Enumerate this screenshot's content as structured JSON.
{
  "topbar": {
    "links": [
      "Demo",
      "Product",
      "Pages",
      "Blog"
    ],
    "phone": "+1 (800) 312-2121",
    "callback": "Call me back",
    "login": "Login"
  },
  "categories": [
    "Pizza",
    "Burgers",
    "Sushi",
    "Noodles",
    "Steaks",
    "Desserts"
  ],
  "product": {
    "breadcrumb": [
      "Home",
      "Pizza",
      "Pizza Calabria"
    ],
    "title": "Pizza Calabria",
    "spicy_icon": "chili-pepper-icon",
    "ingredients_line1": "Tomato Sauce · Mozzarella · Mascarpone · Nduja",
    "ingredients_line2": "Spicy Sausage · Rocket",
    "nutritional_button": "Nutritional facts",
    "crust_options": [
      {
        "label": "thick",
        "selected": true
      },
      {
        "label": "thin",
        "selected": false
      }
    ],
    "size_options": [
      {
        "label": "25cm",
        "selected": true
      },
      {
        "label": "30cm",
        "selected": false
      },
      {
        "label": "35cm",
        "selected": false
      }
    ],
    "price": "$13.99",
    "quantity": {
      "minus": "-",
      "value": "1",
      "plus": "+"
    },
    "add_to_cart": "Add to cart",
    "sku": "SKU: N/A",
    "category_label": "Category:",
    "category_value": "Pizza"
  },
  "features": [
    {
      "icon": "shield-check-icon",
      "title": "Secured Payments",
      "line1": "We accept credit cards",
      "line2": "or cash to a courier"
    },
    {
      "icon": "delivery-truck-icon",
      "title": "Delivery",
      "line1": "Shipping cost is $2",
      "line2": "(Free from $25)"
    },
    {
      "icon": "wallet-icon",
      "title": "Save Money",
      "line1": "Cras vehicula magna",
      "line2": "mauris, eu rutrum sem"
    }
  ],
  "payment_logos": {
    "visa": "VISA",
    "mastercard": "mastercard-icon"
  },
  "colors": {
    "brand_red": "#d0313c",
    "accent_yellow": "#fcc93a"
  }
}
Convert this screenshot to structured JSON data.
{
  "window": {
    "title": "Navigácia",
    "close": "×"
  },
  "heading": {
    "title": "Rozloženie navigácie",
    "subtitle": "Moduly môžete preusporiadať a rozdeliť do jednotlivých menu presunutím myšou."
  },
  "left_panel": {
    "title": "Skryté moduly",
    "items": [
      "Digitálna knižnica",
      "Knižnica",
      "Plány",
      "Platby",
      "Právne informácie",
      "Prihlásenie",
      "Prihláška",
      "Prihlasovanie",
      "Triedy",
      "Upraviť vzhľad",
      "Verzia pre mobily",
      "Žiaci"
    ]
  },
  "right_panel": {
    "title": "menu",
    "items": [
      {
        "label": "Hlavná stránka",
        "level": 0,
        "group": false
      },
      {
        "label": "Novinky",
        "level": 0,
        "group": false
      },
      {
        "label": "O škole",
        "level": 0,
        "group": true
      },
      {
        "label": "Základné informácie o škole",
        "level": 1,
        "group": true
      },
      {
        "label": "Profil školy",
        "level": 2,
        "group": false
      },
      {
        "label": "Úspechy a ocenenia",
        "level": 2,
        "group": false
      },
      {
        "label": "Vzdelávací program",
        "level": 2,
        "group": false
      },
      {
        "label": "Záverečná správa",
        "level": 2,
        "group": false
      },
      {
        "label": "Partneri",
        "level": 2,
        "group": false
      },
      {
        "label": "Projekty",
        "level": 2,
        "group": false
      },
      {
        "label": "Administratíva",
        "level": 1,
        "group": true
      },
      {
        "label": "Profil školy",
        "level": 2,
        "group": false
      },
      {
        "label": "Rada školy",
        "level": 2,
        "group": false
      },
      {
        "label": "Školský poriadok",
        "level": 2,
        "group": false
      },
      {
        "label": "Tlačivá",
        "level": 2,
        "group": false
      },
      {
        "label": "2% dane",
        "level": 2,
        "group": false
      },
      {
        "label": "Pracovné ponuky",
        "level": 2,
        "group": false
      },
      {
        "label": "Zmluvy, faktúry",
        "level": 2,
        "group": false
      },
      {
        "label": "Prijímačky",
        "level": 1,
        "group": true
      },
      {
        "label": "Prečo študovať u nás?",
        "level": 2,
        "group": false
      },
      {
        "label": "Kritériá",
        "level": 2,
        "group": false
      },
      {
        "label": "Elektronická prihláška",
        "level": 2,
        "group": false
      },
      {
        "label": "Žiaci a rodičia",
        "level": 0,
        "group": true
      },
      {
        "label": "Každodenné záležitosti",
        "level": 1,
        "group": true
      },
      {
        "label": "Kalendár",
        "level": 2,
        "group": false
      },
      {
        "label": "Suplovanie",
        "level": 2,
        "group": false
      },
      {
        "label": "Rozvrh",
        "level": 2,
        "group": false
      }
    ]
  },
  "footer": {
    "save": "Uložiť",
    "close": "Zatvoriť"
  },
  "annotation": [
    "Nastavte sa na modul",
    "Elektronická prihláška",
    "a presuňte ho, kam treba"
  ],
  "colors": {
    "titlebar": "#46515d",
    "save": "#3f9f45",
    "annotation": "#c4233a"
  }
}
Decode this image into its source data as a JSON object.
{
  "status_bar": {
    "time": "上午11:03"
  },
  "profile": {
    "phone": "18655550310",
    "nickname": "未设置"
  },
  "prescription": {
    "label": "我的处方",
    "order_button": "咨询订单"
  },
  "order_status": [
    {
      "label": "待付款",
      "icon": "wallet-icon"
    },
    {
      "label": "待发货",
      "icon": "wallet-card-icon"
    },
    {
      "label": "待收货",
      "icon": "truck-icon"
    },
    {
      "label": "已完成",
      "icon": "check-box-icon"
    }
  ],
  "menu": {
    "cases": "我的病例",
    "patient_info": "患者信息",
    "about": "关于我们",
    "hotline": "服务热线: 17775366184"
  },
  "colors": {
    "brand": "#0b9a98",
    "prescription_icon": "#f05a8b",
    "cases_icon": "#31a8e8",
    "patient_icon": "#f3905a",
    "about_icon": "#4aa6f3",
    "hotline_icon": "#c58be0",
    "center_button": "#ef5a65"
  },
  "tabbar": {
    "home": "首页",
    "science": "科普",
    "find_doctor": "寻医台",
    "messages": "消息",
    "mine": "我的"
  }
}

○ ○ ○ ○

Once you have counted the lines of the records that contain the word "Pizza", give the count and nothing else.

5